As he waits this crisis out, figuring out health insurance for his growing family has been Graff ’s biggest challenge. He warns that many won’t be able to hang around. They may leave the industry, and Houston.
“What’s distinctive about Texas is what is above the ground,” says Finley, noting that underground shale resources are found around the world. “The reason the shale revolution hasn’t happened elsewhere is what is above the ground.”

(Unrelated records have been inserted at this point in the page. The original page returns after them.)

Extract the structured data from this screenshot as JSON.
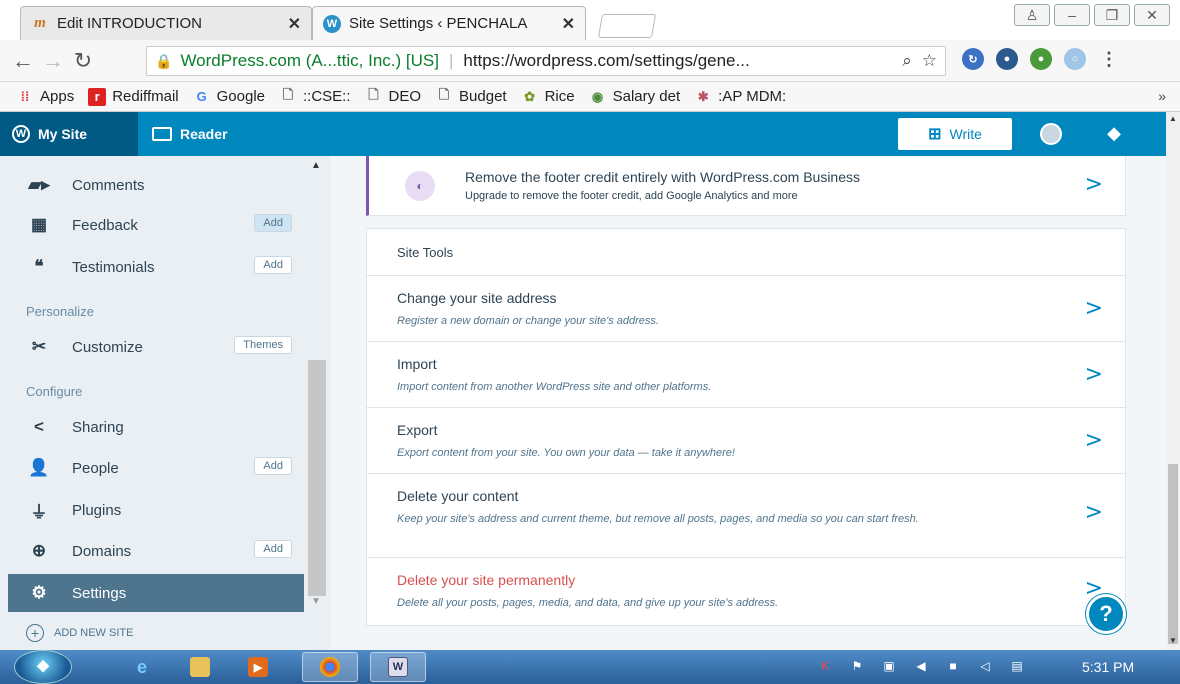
{
  "browser": {
    "tabs": [
      {
        "title": "Edit INTRODUCTION",
        "icon": "mn-favicon"
      },
      {
        "title": "Site Settings ‹ PENCHALA",
        "icon": "wordpress-favicon"
      }
    ],
    "omnibox": {
      "secure_label": "WordPress.com (A...ttic, Inc.) [US]",
      "url": "https://wordpress.com/settings/gene..."
    },
    "bookmarks": [
      {
        "label": "Apps",
        "icon": "apps-grid-icon"
      },
      {
        "label": "Rediffmail",
        "icon": "rediff-icon"
      },
      {
        "label": "Google",
        "icon": "google-icon"
      },
      {
        "label": "::CSE::",
        "icon": "page-icon"
      },
      {
        "label": "DEO",
        "icon": "page-icon"
      },
      {
        "label": "Budget",
        "icon": "page-icon"
      },
      {
        "label": "Rice",
        "icon": "rice-icon"
      },
      {
        "label": "Salary det",
        "icon": "salary-icon"
      },
      {
        "label": ":AP MDM:",
        "icon": "mdm-icon"
      }
    ],
    "bookmarks_more": "»"
  },
  "masterbar": {
    "my_site": "My Site",
    "reader": "Reader",
    "write": "Write"
  },
  "sidebar": {
    "items": [
      {
        "label": "Comments",
        "icon": "comments-icon",
        "action": ""
      },
      {
        "label": "Feedback",
        "icon": "feedback-icon",
        "action": "Add"
      },
      {
        "label": "Testimonials",
        "icon": "quote-icon",
        "action": "Add"
      },
      {
        "label": "Customize",
        "icon": "customize-icon",
        "action": "Themes"
      },
      {
        "label": "Sharing",
        "icon": "share-icon",
        "action": ""
      },
      {
        "label": "People",
        "icon": "people-icon",
        "action": "Add"
      },
      {
        "label": "Plugins",
        "icon": "plug-icon",
        "action": ""
      },
      {
        "label": "Domains",
        "icon": "globe-icon",
        "action": "Add"
      },
      {
        "label": "Settings",
        "icon": "gear-icon",
        "action": ""
      }
    ],
    "headings": {
      "personalize": "Personalize",
      "configure": "Configure"
    },
    "add_new_site": "ADD NEW SITE"
  },
  "main": {
    "upsell": {
      "title": "Remove the footer credit entirely with WordPress.com Business",
      "subtitle": "Upgrade to remove the footer credit, add Google Analytics and more"
    },
    "site_tools_header": "Site Tools",
    "tools": [
      {
        "title": "Change your site address",
        "desc": "Register a new domain or change your site's address."
      },
      {
        "title": "Import",
        "desc": "Import content from another WordPress site and other platforms."
      },
      {
        "title": "Export",
        "desc": "Export content from your site. You own your data — take it anywhere!"
      },
      {
        "title": "Delete your content",
        "desc": "Keep your site's address and current theme, but remove all posts, pages, and media so you can start fresh."
      },
      {
        "title": "Delete your site permanently",
        "desc": "Delete all your posts, pages, media, and data, and give up your site's address."
      }
    ]
  },
  "taskbar": {
    "clock": "5:31 PM"
  },
  "colors": {
    "masterbar": "#0087be",
    "my_site_bg": "#005a84",
    "sidebar_selected": "#4f748e",
    "danger": "#d94f4f",
    "upsell_accent": "#7f54b3"
  }
}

Comment: Interesting …. Resources come from the mind, not the ground, as economists have noted. But this does not mean we can ‘reinvent” energy in disregard to the physics of mineral energies versus intermittent, dilute renewable. Renewables was cavemen energy; the market share of renewable energy was virtually 100 percent in the pre-Industrial era.
Houston reinventing itself as a different type of energy capital isn’t inevitable. We must take care of the innovators. That means managing our natural resources in a fair way and strengthening our social safety net. Call it socialism if you want but it’s necessary to sustain our beloved free market.
Comment: Ah ha, saving capitalism from itself, a New Deal argument that failed to understand that the Great Depression was government sustained, beginning with Herbert Hoover and continuing with FDR.
Contra the Houston Chronicle editorial board, Houston does not have to become the City of Enron by turning to government to subsidize what consumers do not want: (on-grid) solar panels, wind turbines, electric cars, efficiency mandates, and biofuels.
Houston needs to be Houston. The oil and gas capital of the United States–and world. Market entrepreneurship, not political entrepreneurship. Not the Green New Deal but the Real Deal of oil and gas.
 These are:
- Federal loans in return for an ownership interest and/or output control
- Federal payments for non-produced (in-the-ground) oil
- Ethanol bailouts
- Diplomacy/”jawboning” for global production cutbacks
- Anti-dumping investigation/finding by the U.S. Department of Commerce
- Market-demand proration by the Texas Railroad Commission
- Import restrictions
- Royalty-payment suspension on federal lands
- “Cash for clunkers” 2.0
- Purchases for the Strategic Petroleum Reserve (SPR)
via Master Resource
May 6, 2020 at 09:08AM